establishing themselves throughout the Roman Empire.
Some commentators think that it derives
from the time just before Jesus was arrested. Luke 21.37-39 says that
Jesus used to teach in the Temple area and go up onto the Mount of Olives
at night. But as this Lukan passage isn't good history, the
cross-reference isn't conclusive. All-in-all this piece of text should, I
think, be assessed on its own merits rather than as part of John's Gospel.
What if we'd discovered this segment as
a separate piece of papyrus from the late first or early second centuries?
The answer is that very few scholars today would take it to be anything
but a genuine part of a lost gospel. We have the fragment, not separate
but part of John's Gospel (clearly "fitted in" out of context) and we have
a fairly certain dating in the very early second century. So it's
reasonable to think that this is quite possibly an account of "what really
happened" or at least quite close to it. Having said that, we'll never
know at what point in Jesus' life it occurred.
The instruction to stone an adulterer
derives from Leviticus 20.10 and Deuteronomy 22.22-24:
If a man is caught having intercourse with another man's wife, both
of them are to be put to death ... Suppose a man is caught in a town
having intercourse with a girl who is engaged to someone else. You are
to take them outside the town and stone them to death.
A section on the administration of justice in Deuteronomy 17.7 requires
The witnesses are to throw the first stones, and then the rest of the
people are to stone that person ...
Note, however, that in this passage it is only the woman who is
presented to Jesus. The man, who should have been stoned to death as well,
is left out entirely. This omission may also indicate that the story may
have been patterned on the tale of Susanna in the Book of Daniel. In that
account, the issue is perjury by two false witnesses, who get their due
comeuppance. In that tale she is accused by a crowd of elders.
We know that Jesus refused to use the
Jewish Law or anything else to judge others. As a matter of good history,
we also know that he was on occasion tested by some of the Jewish
authorities who disagreed with him. So a test portrayed in this context
Knowing that the gospel authors often
used the Old Testament to "prove" their case, and even to invent or dress
up something they'd heard about Jesus, isn't it thus possible that this
tale may have been similarly dressed up? Perhaps it was an oral tradition
passed around in some short form and gradually elaborated. And perhaps
John constructed his own version from it.
This as I've noted many times, would not
have been dishonest in the early first century when John's Gospel was
being assembled.

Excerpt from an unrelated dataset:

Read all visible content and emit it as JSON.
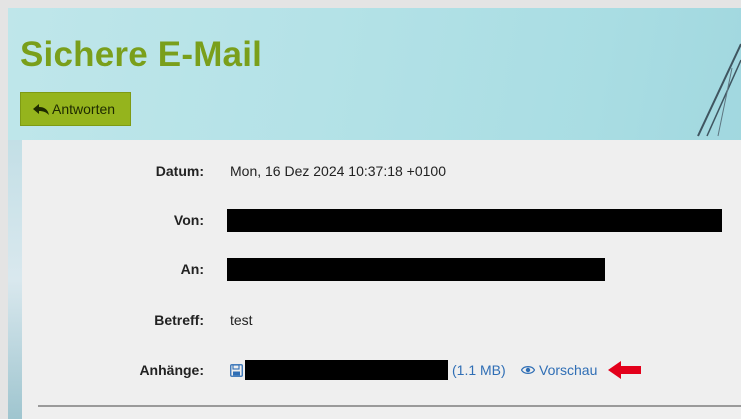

People didn't look at history as we do today. More than
that, we know now that all four Gospels are more about theology than
history. They are more about "what God really did" than about "what
It seems, therefore, that I was right to
be doubtful about including this section as "good history." But,
all-in-all, I think the weight comes down on the side of this having been
inserted by John's author from an oral fragment to which he had access -
either in the lost Hebrew Gospel or some other source. If his other work
in John's Gospel is anything to go by, he did not hold back from dressing
up his source material to suit himself.
If, however, John was so obviously
clumsy in the way he inserted this section, then why was he not equally
clumsy in dressing it up? In fact, the story as a whole holds together
well - indicating that he inserted (clumsily) a story which already had
its own form.
That last is a long shot, however. The
balance for and against this being good history is pretty even. It should
be noted that some critics think that John's Gospel contains no good
history at all .
Others seem to ignore it completely
. Perhaps they are correct and
the story should be discounted.
My personal choice has been to retain it
as a modified account of what really happened - if only because I think
the balance tips towards good history. It is not only a convincing
account, but as a verbal story it would have been easily recalled and
therefore passed on in reasonably good shape.
 For example, Gerd Ludemann in
Jesus After 2000 Years, SCM Press, 2000
 I find no reference in A Marginal Jew by J R Meier, Doubleday,